14: I love the sound of the wind, the st/em a bit thin. RINGSIDE (…strings I deem…). The ‘I’ at the start provides the hint as to the undevilled form.
16 Being stuck in al/layed the president’s progress. I-MODE (…limo delayed…).
18:: I’m meeting this super GI, r/ight, for an evening out. LATE (…girl at eight…). You know it’s going to be ‘girl’, but which ‘–ight’ word?
20: The match referee must, condu/it of each contestant ELASTOMER (…con duel as to merit…). The setter finds a far from obvious container for the solution.

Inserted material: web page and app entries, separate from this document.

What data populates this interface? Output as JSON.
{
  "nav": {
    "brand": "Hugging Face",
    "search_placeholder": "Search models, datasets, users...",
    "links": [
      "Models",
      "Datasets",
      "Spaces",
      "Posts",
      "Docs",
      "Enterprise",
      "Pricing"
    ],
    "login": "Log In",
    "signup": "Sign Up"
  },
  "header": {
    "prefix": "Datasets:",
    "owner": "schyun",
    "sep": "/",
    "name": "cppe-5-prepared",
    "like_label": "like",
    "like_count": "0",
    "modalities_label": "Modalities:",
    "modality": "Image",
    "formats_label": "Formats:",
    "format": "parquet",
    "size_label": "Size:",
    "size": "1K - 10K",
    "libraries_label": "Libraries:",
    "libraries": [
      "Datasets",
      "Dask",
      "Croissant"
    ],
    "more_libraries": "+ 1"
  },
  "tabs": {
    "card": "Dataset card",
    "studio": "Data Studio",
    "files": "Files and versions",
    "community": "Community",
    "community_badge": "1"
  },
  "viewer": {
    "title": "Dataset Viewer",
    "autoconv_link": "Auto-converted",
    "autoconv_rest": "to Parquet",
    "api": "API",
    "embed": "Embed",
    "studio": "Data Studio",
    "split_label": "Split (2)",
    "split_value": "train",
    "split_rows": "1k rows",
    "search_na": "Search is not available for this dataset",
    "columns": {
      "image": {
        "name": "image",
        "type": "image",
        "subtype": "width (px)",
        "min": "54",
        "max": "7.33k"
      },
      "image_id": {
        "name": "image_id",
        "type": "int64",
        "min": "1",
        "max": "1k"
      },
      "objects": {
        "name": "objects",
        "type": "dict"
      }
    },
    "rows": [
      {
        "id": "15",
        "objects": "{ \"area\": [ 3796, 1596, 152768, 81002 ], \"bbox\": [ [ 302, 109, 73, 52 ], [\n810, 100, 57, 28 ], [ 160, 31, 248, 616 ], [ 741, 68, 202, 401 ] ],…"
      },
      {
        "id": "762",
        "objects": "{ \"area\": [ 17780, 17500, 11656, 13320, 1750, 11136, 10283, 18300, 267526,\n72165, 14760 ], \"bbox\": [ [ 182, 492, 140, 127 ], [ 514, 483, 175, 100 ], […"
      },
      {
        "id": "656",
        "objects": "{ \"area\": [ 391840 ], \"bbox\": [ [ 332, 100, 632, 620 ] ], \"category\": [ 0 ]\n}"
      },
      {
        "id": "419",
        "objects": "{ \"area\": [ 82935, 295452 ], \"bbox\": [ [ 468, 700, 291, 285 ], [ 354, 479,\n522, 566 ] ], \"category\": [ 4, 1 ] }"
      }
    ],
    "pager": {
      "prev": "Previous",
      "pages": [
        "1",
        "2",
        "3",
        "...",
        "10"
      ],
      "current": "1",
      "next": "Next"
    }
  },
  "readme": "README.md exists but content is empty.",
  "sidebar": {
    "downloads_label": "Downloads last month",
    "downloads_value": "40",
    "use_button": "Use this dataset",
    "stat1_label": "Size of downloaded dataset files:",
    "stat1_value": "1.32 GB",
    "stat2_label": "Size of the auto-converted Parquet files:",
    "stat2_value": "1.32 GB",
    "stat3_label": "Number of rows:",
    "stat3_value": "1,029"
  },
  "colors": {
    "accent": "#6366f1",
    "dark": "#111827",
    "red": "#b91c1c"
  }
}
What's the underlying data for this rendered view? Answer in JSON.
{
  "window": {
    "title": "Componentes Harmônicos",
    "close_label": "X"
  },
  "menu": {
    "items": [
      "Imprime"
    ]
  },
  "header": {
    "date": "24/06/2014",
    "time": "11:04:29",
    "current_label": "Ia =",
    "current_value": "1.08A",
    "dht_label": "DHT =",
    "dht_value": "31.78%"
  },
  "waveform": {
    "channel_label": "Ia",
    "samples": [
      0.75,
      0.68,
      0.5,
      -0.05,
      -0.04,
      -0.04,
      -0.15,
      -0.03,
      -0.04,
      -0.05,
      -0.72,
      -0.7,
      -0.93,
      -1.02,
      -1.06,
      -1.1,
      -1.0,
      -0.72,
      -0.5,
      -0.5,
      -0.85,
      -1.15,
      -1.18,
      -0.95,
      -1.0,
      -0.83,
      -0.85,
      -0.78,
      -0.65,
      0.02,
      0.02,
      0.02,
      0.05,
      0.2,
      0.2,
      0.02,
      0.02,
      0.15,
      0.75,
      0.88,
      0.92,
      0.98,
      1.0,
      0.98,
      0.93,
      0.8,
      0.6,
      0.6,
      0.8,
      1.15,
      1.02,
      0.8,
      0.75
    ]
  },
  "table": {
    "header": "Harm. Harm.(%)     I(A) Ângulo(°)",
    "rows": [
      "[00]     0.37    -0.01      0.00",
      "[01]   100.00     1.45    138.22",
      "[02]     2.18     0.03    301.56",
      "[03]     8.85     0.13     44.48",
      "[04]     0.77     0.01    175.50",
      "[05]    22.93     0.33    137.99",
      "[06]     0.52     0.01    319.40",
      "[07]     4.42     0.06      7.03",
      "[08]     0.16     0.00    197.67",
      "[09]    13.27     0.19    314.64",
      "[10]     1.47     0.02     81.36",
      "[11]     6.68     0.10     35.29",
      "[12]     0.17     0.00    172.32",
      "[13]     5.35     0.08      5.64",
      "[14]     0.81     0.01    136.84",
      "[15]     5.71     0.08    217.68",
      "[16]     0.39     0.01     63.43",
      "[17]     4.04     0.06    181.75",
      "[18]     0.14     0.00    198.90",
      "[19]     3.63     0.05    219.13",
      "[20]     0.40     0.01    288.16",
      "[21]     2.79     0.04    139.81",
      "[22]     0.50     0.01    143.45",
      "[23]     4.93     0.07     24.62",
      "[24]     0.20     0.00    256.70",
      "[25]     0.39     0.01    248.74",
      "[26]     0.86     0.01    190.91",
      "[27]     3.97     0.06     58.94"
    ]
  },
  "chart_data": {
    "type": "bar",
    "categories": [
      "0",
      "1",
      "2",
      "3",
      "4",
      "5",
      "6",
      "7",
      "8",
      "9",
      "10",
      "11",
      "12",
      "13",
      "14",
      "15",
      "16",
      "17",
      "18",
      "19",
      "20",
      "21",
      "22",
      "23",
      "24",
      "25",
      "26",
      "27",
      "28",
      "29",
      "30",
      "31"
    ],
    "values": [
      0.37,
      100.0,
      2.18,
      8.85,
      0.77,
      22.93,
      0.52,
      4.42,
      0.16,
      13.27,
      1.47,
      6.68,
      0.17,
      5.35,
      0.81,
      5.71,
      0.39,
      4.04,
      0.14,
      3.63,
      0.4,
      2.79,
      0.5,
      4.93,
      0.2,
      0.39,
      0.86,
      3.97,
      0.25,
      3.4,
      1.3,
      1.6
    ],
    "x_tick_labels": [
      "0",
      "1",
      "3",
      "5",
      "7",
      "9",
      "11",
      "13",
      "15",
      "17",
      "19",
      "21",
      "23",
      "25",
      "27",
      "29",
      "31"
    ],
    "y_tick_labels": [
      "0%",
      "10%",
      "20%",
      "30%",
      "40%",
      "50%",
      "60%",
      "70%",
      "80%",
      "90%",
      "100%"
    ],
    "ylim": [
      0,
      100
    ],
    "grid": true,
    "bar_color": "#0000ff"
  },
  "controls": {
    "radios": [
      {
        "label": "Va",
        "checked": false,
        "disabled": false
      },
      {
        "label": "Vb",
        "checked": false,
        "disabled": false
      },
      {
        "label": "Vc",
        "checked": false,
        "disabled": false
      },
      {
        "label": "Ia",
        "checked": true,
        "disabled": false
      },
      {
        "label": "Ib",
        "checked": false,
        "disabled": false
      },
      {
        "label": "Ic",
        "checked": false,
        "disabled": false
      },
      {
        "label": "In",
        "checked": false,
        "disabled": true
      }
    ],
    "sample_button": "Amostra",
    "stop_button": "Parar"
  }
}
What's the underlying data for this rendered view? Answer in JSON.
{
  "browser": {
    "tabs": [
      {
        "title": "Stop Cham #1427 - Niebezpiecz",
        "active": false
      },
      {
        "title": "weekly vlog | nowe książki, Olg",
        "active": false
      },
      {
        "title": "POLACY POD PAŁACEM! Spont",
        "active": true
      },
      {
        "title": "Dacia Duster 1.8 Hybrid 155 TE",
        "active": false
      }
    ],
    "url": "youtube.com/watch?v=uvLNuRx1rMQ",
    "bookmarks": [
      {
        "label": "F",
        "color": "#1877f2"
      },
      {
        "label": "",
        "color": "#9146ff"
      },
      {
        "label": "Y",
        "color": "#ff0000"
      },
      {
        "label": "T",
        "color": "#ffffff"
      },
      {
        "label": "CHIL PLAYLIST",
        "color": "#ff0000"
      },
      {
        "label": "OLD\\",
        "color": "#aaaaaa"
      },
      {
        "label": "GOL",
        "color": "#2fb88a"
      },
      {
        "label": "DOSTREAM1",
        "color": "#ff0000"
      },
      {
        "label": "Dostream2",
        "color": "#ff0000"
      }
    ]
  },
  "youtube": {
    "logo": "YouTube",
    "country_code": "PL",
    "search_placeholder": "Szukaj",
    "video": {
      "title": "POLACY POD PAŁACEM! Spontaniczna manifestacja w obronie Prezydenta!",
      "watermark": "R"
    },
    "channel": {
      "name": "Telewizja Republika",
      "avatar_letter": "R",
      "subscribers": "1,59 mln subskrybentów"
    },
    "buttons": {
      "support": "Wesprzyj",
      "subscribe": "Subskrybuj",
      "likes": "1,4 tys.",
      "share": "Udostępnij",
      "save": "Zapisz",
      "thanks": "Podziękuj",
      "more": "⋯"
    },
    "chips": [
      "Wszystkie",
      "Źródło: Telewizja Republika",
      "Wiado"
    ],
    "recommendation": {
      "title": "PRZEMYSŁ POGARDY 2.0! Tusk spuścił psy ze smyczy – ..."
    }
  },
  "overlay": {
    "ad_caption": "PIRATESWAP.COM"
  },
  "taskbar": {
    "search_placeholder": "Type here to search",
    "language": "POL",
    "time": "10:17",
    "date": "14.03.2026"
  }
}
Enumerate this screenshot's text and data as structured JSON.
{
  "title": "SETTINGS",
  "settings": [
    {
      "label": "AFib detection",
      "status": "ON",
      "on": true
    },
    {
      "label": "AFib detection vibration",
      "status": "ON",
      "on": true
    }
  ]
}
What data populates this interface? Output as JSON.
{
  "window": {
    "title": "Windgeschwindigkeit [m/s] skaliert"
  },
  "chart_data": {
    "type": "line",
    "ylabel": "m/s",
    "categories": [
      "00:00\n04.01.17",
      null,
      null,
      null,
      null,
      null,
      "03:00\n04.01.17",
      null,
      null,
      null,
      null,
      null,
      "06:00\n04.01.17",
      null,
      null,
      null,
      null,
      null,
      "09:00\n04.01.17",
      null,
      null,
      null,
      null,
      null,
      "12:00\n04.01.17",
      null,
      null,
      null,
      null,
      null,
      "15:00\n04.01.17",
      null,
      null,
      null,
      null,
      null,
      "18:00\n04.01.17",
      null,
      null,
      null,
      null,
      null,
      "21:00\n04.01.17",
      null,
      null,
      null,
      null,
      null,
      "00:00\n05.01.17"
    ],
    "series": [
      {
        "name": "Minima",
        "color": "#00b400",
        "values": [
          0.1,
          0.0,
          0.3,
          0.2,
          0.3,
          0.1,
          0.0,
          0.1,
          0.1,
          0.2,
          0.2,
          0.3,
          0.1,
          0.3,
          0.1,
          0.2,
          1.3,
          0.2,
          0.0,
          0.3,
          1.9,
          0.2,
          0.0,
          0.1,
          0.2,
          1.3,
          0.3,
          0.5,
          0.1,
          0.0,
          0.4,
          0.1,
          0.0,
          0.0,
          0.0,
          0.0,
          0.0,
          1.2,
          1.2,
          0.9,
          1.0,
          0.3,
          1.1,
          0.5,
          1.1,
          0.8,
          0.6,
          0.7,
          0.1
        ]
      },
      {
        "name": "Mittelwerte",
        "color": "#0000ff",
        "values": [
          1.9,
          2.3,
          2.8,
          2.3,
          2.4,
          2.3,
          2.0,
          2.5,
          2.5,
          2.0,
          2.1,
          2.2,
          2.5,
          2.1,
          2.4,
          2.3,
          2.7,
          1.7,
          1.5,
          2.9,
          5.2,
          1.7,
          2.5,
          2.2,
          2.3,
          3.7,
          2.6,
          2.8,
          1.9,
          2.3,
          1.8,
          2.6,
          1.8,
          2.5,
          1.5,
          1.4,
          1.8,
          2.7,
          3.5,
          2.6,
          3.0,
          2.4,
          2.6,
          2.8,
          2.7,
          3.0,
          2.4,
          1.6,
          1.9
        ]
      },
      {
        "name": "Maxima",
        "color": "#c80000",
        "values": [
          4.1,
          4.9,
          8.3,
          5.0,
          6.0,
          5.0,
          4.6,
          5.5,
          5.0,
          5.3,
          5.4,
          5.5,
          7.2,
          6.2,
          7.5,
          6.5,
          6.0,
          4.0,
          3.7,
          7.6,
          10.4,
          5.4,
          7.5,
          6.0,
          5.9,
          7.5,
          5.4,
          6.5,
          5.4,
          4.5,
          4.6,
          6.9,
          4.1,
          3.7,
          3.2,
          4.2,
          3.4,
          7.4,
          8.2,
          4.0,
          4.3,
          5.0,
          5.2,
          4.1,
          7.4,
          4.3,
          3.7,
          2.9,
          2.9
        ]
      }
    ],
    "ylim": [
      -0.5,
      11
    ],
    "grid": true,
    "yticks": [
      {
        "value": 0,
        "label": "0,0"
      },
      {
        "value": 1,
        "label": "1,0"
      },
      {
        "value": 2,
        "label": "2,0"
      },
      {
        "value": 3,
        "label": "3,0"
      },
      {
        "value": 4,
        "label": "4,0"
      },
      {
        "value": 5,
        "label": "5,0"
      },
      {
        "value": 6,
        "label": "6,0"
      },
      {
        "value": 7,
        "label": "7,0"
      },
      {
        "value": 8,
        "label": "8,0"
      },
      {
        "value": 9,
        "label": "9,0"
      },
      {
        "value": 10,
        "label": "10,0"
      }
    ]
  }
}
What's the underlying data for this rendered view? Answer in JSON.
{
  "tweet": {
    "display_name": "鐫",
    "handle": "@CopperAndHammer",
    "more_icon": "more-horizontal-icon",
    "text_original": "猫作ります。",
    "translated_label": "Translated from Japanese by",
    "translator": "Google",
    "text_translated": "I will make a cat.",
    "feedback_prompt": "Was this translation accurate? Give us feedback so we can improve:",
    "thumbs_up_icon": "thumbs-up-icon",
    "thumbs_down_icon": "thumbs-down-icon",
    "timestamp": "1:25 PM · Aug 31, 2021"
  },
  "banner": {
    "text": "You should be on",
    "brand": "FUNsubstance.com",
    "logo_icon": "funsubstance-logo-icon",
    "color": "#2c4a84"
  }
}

21: In the King’s Head, they’d surely give a drink to the mon/k. ARCHONTIC (…monarch on tick). Bizarrely plausible images are a staple of P.D. clues and Azed is something of a genius at coming up with them.
23: ‘I know nothing about racing’ bu/cked the winner even so. TIPI (…but I picked…).
25: Scientists examined the se/x, ample, of fish to avoid PHENE (…sephen, example…). You can judge a crossword lists book by its stock of fish…
28: In such avi/ator reclined, watching the city’s conflagration. LLANEROS (…a villa Nero Sator…).
30: All along the stre/et, hard in the Arctic winter. AMICES (…stream ice set…).
31: You might say ‘boister/ously’, applied to those who sweat heavily. MODI (…BO is term odiously…). An outrageous piece of devilry and Dr Watson’s favourite of the puzzle..
32: Tracey’s fans will love viewing some crack/ling exhibits INGEMINATE (…cracking Emin atelier…). Well, Tracey’s fans might… Watson would have been inclined to come up with something a bit less kind, and in fact spent some time looking for something starting with POT to fit in the same place.
33: After such a great drive, da/d to find himself in trap? LYSSA (…Daly’s sad…). A golf reference only thinly disguised, and a golfer even Dr Watson has heard of (but fortunately has never actually heard – his website announces: “However, there is a lot more to John Daly than golf. A song writer and performer, John has recorded a largely autobiographical album entitled "My Life," featuring guest performances by…” (cont. p94)).
34: The expert angler finds his be/ast rigid. STRODLE (…best rod least…).
1: Should a strong windlas/s land, we’ll be cut off from the mainland. HOURI (…wind lash our island…).
2: ‘Have I overcooked supper?’ pleases c/ell, burning ANTIMERISM (…please scan timer, I smell…). The awkward devilled reading is more than made up for by the undevilled revelation.
3: A grubby outfit’s unacceptable for these (menac/es essential). LEAN ON (…men: a clean one’s…).
4: The Catholic church believes it’s important to adm/in. ITAS (…admit a sin). The footnote about this being a whole word is presumably to avoid solvers entering TASI (the root of ‘tasimeter’, etc).
5: It’s mostly made of pure copper, but note that one p/loy. ARTISANAL (…part is an alloy). Sadly, it occurred to Dr Watson (and who knows, possibly to Azed too) that a rather good P.D. clue for this word would be ‘Fly-blown’.
6: Our Viol/a has witnessed many horrific events. ENTER (…violent era…).
7: A joker covered in yellow paint? That’s turned aw/ry! AGALLOCH (…wag all ochry)
8: A romance. GEST A nice range of possibilities in the competition word, but will di/ed, con/ed, etc., prove too popular?
9: I she/d basketry, selling well in the WI arts and crafts sale. ROSIERE (Is her osiered…).
13: In a boring gathering of playwrights does p/ot. INTERNODAL (…Pinter nod a lot).
15: A Hertfordshire florist sold me this – aspi/ring market. DISTRAINT (…aspidistra in Tring…). An atlas might have been required for solvers unfamiliar with this end of the Chilterns.
17: Classical boxer’s enemy might have wanted to hi/t us. DEHISCES (…hide his cetus). ‘Dehisced’ turned up in the last Azed P.D. puzzle with reference to a woodman and his cedars.
19: The young prefer scruffy clothes, so why pay to get b/ored expensively?. RAT-TAIL (…brat tailored …)
22: The unfeeling Aussie doctor called my swelling a ‘bon/e’, ma ZEROED (…bonzer oedema). This one made Watson laugh the loudest.
24: Many fo/ils may be found amongst the junk. ULEMA (…foul emails…). Does he mean ‘spam’ rather than ‘junk’?
26: Du/nce was observed as the body was laid to rest. (Due silence…).
27: Before Sunday lunch I like a small Scotch, the others s/herry. WIGS (…swig sherry). The least devilled of the clues in this puzzle.
29: He’s a student of the creative urge, in fi/ts. NEAR (…fine arts)